HTML 5 <label> Tag

The HTML <label> tag is used for adding a label to a user interface control (often a form control, but it could be any phrasing content).

You can use the <label> element in one of two ways. You can nest the associated control within the <label> element's opening and closing tags. Or you can reference the associated element by it's ID using the for attribute.

If you use the <label> tag, in some browsers, users can select a radio button or checkbox option by clicking on its label.



HTML tags can contain one or more attributes. Attributes are added to a tag to provide the browser with more information about how the tag should appear or behave. Attributes consist of a name and a value separated by an equals (=) sign, with the value surrounded by double quotes. Here's an example, style="color:black;".

There are 3 kinds of attributes that you can add to your HTML tags: Element-specific, global, and event handler content attributes.

The attributes that you can add to this tag are listed below.

Element-Specific Attributes

The following table shows the attributes that are specific to this tag/element.

forSpecifies the input control that this label is for. This value must be the same as the value in the input control's "id" attribute.
formSpecifies the ID of a form to which this control belongs.

Possible values:

[The ID of a form element in the element's owner Document]

Global Attributes

The following attributes are standard across all HTML 5 tags.

For a full explanation of these attributes, see HTML 5 global attributes.

Event Handler Content Attributes

Event handler content attributes enable you to invoke a script from within your HTML. The script is invoked when a certain "event" occurs. Each event handler content attribute deals with a different event.

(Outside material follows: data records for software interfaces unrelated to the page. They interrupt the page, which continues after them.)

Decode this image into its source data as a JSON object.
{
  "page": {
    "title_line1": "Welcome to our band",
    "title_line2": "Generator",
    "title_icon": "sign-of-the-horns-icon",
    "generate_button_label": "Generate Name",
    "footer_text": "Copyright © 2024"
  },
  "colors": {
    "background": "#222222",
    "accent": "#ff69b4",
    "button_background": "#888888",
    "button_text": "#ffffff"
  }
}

Here are the standard HTML 5 event handler content attributes.

For a full explanation of these attributes, see HTML 5 event handler content attributes.